India has a well-structured tax regime. Taxes are compulsory fees/ financial charges levied on individuals and/or companies. They help in raising revenues. Taxes are the biggest source of income for a government. The money acquired from taxation is used for purposes such as the development of a nation.
Taxes are not only levied in India but in all countries around the world. In India, the Central and the State Governments levy taxes. There are other local authorities such as the local governments or the municipality who levy minor taxes.
Types of Taxes in India
In India, there are two major classifications of taxes – Direct Tax and Indirect Tax. The division is based on the process in which the taxes are paid to the government. Let us look at how these two taxes differ.
1. Direct Tax
The Direct Tax can be very simply defined by what its name implies i.e. the tax is paid by the taxpayers directly to the government. Direct Taxes are levied on corporate or individual entities. The taxpayer cannot transfer the tax to anybody else and has to fulfill its payment by themselves only.
Direct Taxes vary from one individual/organization to another. A person who has more income has to pay a higher tax as compared to someone with a lower income. Every entity whose income is more than the maximum exempt limit has to pay Direct Tax, as stated by the Income Tax (IT) Act, 1961. Income Tax, Wealth Tax are some basic examples of Direct Taxes.
2. Indirect Tax

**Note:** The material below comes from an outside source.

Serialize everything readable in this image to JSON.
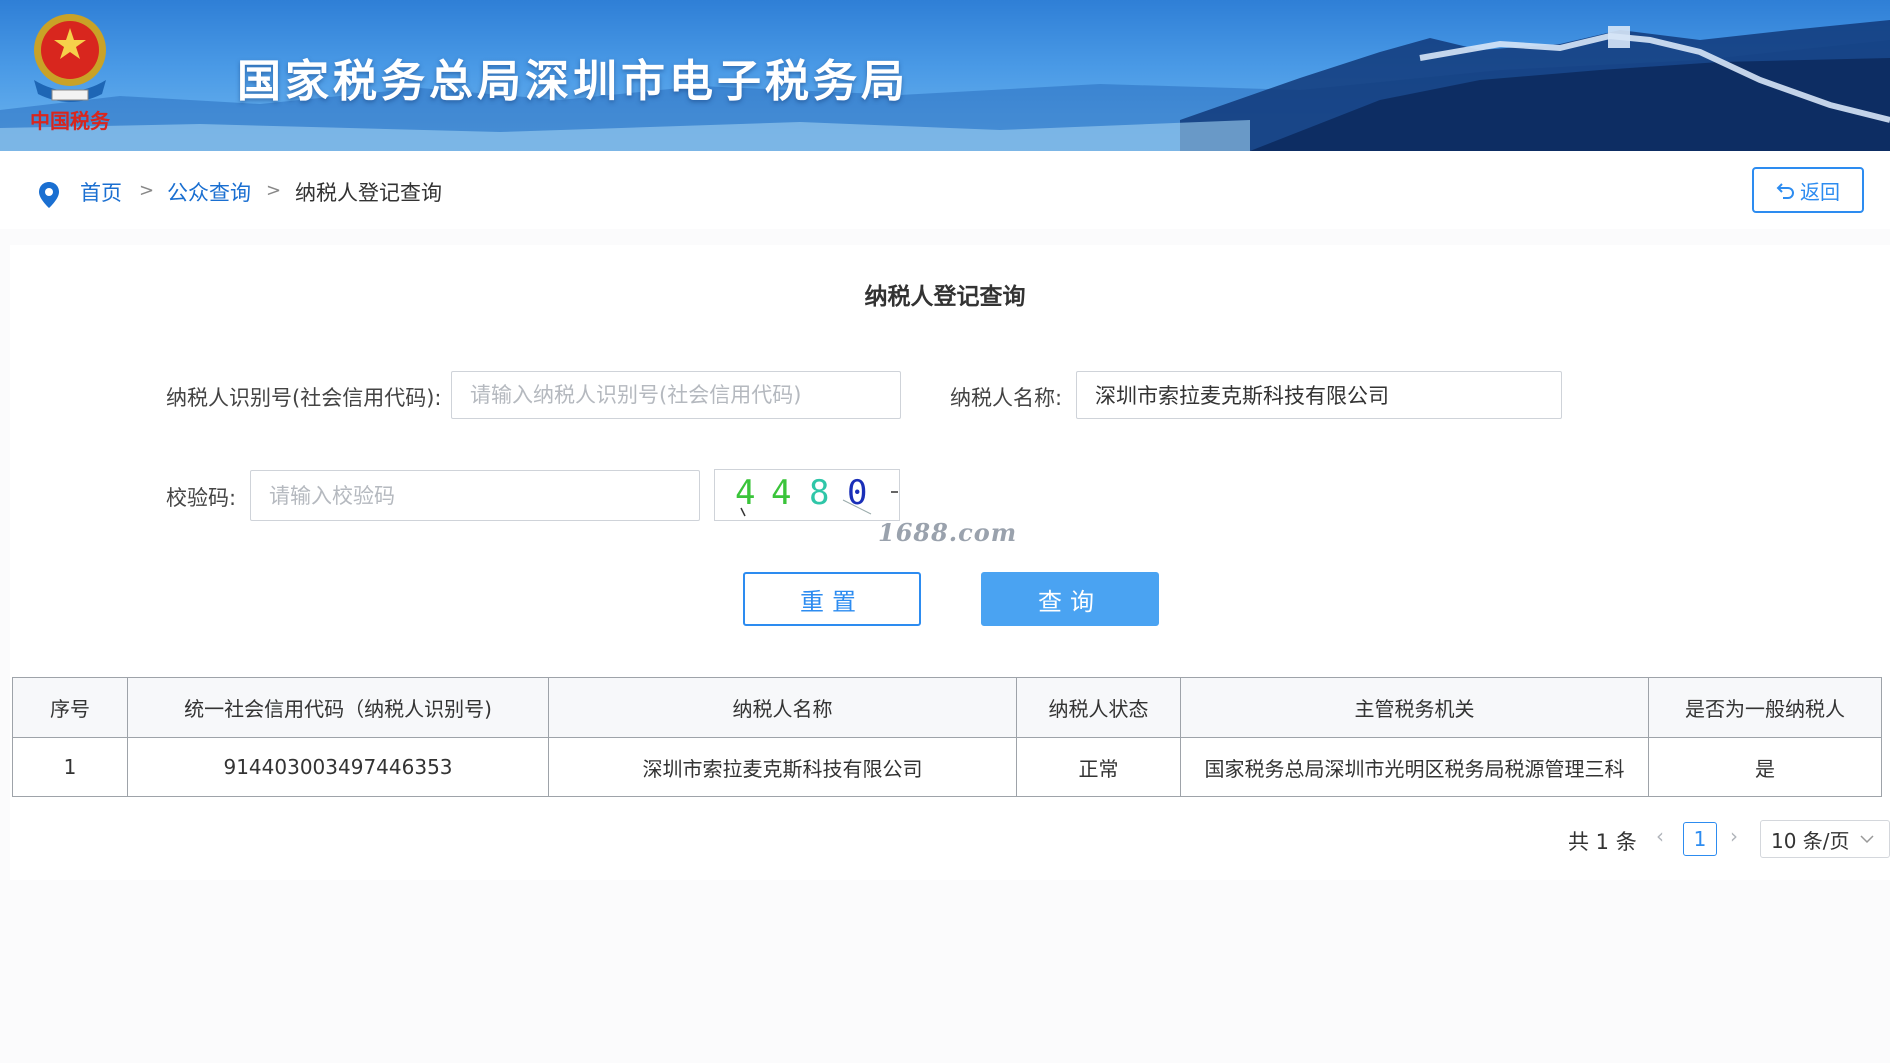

The collection of Indirect Taxes is different from Direct Taxes. Indirect Taxes are consumption-based taxes. They are levied on goods and/or services at the time of buying and selling. The sellers of the goods and services pay the tax to the government, which is then passed on to the consumer at the end of the supply chain.
Indirect Tax is “indirect” because the buyer (end-user in the supply chain) does not pay the tax to the government directly. Some examples of Indirect Taxes are:

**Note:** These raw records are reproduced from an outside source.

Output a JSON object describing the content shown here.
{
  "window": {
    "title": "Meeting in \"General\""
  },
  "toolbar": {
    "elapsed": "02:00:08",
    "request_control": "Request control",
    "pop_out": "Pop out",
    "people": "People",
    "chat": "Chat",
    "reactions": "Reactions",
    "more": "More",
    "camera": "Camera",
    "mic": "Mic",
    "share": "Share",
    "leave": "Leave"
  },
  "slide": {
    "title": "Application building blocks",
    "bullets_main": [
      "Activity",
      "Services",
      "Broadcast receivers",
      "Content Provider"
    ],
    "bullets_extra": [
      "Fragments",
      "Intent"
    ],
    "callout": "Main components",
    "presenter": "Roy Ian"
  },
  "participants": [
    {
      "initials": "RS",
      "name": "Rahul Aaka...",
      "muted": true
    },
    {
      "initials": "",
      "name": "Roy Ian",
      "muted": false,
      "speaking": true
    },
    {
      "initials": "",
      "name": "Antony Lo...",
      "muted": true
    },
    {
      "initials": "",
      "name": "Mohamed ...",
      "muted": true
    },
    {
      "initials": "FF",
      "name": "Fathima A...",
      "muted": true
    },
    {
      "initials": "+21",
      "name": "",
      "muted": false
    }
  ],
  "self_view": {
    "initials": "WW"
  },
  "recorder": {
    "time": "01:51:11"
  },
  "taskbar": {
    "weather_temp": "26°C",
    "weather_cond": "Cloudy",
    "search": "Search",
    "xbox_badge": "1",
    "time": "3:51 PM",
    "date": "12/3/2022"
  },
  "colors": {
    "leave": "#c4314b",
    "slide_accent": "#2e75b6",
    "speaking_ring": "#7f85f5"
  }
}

Value Added Tax (VAT)- The state government levies the vat on items sold within a state.
Customs Duty- Customs Duty is levied by the central government on imported goods.
Excise Duty- Excise Duty is levied on all goods manufactured domestically.
Service Tax- All domestic service providers are liable to pay Service Tax.
Octroi Tax- Goods that are transported from one state to another state have to pay Octroi Tax.
Indian GST Explained
Goods and Services Tax (GST) was introduced in India in the year 2017. It is a dual tax structure and the largest tax reform in India since Independence. The primary purpose of the implementation of GST was to eliminate the cascading effect of taxes. The cascading effect led to inflationary prices of goods but GST has helped in eliminating that.
GST is a unified Indirect Tax and it has replaced seventeen Indirect Taxes in India. It is a Federal Sales Tax that is levied on almost all goods and services. Some countries refer to GST as Value Added Tax (VAT). The GST is added to the price of the product. A customer who buys the same product pays the tax along with the cost of the product. Therefore, the final customers pay the GST and it is the biggest source of revenue for the government.
Types of GST in India
GST can be categorized into three types. They are:
CGST stands for Central Goods and Services Tax. CGST subsumes various central
taxes such as central sales tax, central excise duty, additional excise duty,
service tax. This tax is levied on the supply of goods and/or services within
the boundaries of a state. CGST is levied by the Central Government.
2. SGST- SGST stands for States Goods and Services Tax. This tax is levied by the State Government on the supply of both goods and/or services. The CGST Act is applied to the entire country of India except for the state of Jammu and Kashmir.
3. IGST- IGST stands for Integrated Goods and Services Tax. Unlike CGST and SGST, IGST is levied on the supply of inter-state goods and/or services. It is also applied to imported goods and services. According to IGST, any good when imported into the territory of India is considered to be supplied. Therefore, imported goods and liable to taxation.
Features of GST
1.GST had replaced several Indirect Taxes and made the entire tax framework better and easier for taxpayers.
2. GST has four tax rates- 5%, 12%, 18% and 28%.
3. There is no “tax-on-ta” effect anymore which, as a result, had reduced the overall prices of goods and services.
4. GST had facilitated India into becoming more competitive in terms of trade. India is now a global and national market.
5. As there are only three GST rates, most of the products come under the lower tax band.
6. There is increased efficiency in tax handling and reduce in leakages which has immensely benefited the overall tax system as well as the customers in India.
7. It is no longer possible to avoid payment of taxes as there is a robust IT cell under GST to keep track of everything.
8. GST has boosted revenue for transactions across sectors and has also reduced the overall cost of tax collection.
9. Substituting all the seventeen Indirect Taxes that existed in the previous tax structure, GST is now much easier to examine.
10. GST makes sure that all tax rates are uniform and a product is priced the same amount all across the nation.
GST has been a game-changing step towards the tax system of India. It has generated a national market and reduced the effect of multiple taxes on the supply of goods and services at every stage. The previous Indirect Tax system was much more complicated to inspect and manage. The Goods and Services Tax (GST) being a single unified tax, is much easier to oversee.